Task item
Would you write out the entries that follow word for word, omitting any images?

Supplied records
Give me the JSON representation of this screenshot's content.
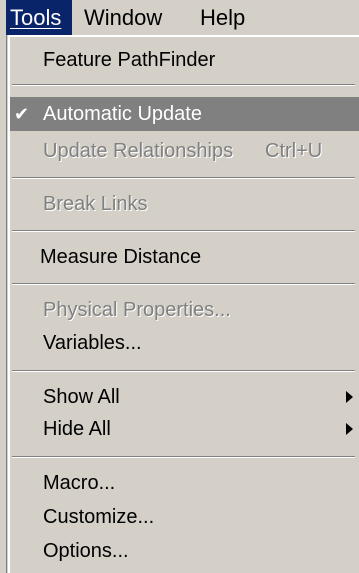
{
  "menubar": {
    "items": [
      {
        "label": "Tools",
        "access_key": "T"
      },
      {
        "label": "Window",
        "access_key": "W"
      },
      {
        "label": "Help",
        "access_key": "H"
      }
    ]
  },
  "menu": {
    "items": [
      {
        "label": "Feature PathFinder",
        "enabled": true
      },
      {
        "label": "Automatic Update",
        "enabled": true,
        "checked": true,
        "highlighted": true
      },
      {
        "label": "Update Relationships",
        "shortcut": "Ctrl+U",
        "enabled": false
      },
      {
        "label": "Break Links",
        "enabled": false
      },
      {
        "label": "Measure Distance",
        "enabled": true
      },
      {
        "label": "Physical Properties...",
        "enabled": false
      },
      {
        "label": "Variables...",
        "enabled": true
      },
      {
        "label": "Show All",
        "enabled": true,
        "submenu": true
      },
      {
        "label": "Hide All",
        "enabled": true,
        "submenu": true
      },
      {
        "label": "Macro...",
        "enabled": true
      },
      {
        "label": "Customize...",
        "enabled": true
      },
      {
        "label": "Options...",
        "enabled": true
      }
    ],
    "check_mark": "✔"
  },
  "colors": {
    "face": "#d4d0c8",
    "title_highlight": "#0a246a",
    "item_highlight": "#808080",
    "disabled_text": "#808080"
  }
}
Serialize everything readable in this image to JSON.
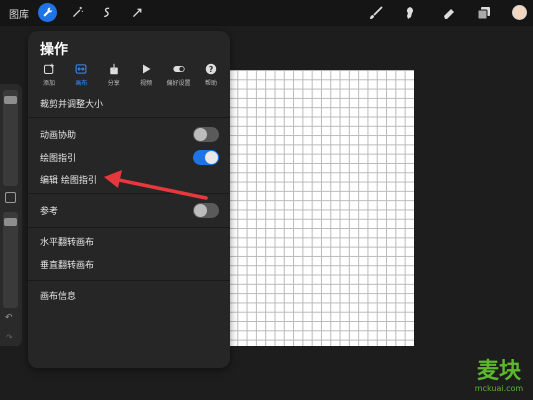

Task answer
Give me the JSON representation of this screenshot's content.
{
  "menubar": {
    "items": [
      {
        "label": "Tools",
        "access_key": "T"
      },
      {
        "label": "Window",
        "access_key": "W"
      },
      {
        "label": "Help",
        "access_key": "H"
      }
    ]
  },
  "menu": {
    "items": [
      {
        "label": "Feature PathFinder",
        "enabled": true
      },
      {
        "label": "Automatic Update",
        "enabled": true,
        "checked": true,
        "highlighted": true
      },
      {
        "label": "Update Relationships",
        "shortcut": "Ctrl+U",
        "enabled": false
      },
      {
        "label": "Break Links",
        "enabled": false
      },
      {
        "label": "Measure Distance",
        "enabled": true
      },
      {
        "label": "Physical Properties...",
        "enabled": false
      },
      {
        "label": "Variables...",
        "enabled": true
      },
      {
        "label": "Show All",
        "enabled": true,
        "submenu": true
      },
      {
        "label": "Hide All",
        "enabled": true,
        "submenu": true
      },
      {
        "label": "Macro...",
        "enabled": true
      },
      {
        "label": "Customize...",
        "enabled": true
      },
      {
        "label": "Options...",
        "enabled": true
      }
    ],
    "check_mark": "✔"
  },
  "colors": {
    "face": "#d4d0c8",
    "title_highlight": "#0a246a",
    "item_highlight": "#808080",
    "disabled_text": "#808080"
  }
}
Serialize everything readable in this image to JSON.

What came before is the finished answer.